Please copy each line of the listing below in which the word "JSON" appears.

Supplied entries: Begin

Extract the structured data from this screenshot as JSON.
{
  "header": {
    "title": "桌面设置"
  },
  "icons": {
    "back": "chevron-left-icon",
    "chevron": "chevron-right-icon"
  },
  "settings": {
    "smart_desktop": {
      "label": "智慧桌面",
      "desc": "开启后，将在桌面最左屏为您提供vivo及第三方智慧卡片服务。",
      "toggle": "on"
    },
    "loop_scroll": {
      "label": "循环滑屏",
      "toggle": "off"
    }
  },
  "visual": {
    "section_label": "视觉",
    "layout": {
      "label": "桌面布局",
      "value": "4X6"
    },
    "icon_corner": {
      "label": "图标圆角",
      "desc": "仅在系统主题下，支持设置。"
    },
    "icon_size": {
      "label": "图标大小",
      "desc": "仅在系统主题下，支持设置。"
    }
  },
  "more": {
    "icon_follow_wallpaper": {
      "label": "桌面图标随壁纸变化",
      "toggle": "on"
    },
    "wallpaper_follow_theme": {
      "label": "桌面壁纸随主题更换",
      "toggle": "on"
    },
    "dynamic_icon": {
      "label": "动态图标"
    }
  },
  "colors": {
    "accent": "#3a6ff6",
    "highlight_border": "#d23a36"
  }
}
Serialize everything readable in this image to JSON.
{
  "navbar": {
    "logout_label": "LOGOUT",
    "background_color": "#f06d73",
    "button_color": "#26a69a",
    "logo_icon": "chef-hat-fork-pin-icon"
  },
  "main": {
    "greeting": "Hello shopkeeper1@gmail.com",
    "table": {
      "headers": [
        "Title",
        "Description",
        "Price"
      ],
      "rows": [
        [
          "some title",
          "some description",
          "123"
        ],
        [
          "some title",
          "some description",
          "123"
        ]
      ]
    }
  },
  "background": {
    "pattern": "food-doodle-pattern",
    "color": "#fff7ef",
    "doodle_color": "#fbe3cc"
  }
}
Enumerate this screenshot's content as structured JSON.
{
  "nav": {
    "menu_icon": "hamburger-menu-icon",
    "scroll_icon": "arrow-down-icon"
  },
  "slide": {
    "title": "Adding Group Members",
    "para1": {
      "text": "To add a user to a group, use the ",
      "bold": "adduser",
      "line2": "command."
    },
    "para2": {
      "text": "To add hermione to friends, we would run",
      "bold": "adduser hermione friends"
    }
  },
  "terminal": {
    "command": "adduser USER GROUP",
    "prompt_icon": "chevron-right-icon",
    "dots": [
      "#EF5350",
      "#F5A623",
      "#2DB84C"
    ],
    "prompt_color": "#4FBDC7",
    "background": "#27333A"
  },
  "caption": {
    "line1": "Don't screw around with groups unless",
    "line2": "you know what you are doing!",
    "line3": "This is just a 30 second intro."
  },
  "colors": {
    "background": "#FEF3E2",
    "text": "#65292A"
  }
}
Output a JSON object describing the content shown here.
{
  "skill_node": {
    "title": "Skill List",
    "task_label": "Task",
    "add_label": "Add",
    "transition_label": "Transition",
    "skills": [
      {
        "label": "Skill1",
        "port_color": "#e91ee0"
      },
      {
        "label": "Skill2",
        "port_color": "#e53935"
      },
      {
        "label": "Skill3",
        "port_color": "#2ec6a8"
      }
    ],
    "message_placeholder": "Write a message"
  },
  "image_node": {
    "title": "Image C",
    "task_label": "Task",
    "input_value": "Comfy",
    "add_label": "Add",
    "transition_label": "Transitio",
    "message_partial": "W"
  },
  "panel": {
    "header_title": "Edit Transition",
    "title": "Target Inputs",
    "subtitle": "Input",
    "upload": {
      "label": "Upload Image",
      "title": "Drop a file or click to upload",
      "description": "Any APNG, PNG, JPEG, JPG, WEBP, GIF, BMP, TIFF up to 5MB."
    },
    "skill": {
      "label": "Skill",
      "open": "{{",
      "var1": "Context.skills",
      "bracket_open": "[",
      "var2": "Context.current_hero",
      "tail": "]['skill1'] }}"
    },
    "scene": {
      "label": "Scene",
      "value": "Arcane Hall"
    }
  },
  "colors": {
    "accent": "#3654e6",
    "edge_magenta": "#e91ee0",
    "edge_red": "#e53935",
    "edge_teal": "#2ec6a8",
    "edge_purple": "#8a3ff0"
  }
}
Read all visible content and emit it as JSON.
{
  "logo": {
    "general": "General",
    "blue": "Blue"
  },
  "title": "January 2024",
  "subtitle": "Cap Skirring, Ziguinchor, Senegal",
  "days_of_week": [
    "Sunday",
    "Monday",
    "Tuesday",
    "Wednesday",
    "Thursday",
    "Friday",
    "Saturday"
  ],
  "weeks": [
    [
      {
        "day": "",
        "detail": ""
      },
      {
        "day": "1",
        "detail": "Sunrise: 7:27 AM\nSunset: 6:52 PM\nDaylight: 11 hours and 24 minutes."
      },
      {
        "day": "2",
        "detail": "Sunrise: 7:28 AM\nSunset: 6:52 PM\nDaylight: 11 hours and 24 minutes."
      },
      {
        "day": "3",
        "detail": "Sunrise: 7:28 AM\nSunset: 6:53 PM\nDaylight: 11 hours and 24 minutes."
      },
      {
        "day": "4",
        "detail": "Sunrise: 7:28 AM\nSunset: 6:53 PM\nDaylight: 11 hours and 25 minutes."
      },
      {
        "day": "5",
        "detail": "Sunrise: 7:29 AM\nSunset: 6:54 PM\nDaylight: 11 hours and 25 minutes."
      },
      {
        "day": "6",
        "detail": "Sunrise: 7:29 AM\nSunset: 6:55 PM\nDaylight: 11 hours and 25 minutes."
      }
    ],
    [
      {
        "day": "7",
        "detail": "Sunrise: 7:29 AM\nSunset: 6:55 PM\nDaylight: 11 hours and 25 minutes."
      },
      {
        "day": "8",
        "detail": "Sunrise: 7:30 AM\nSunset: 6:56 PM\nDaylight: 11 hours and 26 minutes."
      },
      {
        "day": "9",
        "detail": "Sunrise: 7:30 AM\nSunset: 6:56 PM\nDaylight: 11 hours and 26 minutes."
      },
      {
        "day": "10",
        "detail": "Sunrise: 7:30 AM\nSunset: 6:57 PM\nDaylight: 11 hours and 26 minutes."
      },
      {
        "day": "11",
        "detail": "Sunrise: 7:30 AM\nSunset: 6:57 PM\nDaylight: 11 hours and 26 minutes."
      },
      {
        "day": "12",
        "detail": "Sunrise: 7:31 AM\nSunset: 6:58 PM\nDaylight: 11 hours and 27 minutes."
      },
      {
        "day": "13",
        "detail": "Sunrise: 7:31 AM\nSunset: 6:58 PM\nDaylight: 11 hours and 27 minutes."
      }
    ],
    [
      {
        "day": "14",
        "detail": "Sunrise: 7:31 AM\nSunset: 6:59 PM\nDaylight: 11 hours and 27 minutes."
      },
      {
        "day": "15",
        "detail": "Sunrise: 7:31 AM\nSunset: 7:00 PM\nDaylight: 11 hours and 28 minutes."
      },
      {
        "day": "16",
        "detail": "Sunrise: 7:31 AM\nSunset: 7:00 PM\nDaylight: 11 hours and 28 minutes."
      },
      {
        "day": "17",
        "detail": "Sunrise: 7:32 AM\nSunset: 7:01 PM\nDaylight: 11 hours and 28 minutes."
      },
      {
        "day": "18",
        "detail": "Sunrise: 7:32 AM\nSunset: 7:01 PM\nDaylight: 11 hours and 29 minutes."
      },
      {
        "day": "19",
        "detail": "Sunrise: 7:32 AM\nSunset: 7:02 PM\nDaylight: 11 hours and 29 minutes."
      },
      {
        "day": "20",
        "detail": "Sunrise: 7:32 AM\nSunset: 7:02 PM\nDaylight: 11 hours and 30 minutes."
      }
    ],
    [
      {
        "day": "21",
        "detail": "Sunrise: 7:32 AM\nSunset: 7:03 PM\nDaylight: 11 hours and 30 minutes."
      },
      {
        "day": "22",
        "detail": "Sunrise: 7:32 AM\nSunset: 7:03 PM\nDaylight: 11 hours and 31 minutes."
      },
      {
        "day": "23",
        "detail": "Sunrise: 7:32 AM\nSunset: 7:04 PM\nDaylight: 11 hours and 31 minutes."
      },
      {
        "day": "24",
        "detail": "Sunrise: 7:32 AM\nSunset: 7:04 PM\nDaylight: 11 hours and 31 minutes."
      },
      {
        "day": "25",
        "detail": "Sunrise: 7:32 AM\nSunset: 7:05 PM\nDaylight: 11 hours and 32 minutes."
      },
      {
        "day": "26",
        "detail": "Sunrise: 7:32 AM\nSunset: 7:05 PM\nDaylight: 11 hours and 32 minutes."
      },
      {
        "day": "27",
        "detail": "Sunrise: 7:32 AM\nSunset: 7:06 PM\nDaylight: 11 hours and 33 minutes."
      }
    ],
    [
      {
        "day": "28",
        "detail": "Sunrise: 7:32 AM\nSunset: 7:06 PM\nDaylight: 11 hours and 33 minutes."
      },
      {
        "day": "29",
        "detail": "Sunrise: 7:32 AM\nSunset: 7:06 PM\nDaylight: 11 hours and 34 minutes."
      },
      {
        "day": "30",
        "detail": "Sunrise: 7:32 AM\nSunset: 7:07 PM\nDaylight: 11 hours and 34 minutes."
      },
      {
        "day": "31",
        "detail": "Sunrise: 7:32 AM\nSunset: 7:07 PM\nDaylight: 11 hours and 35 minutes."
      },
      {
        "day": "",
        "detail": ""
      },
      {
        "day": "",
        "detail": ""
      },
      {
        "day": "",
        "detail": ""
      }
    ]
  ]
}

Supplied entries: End

# Result of the task
Extract the structured data from this screenshot as JSON.
Serialize everything readable in this image to JSON.
Enumerate this screenshot's content as structured JSON.
Output a JSON object describing the content shown here.
Read all visible content and emit it as JSON.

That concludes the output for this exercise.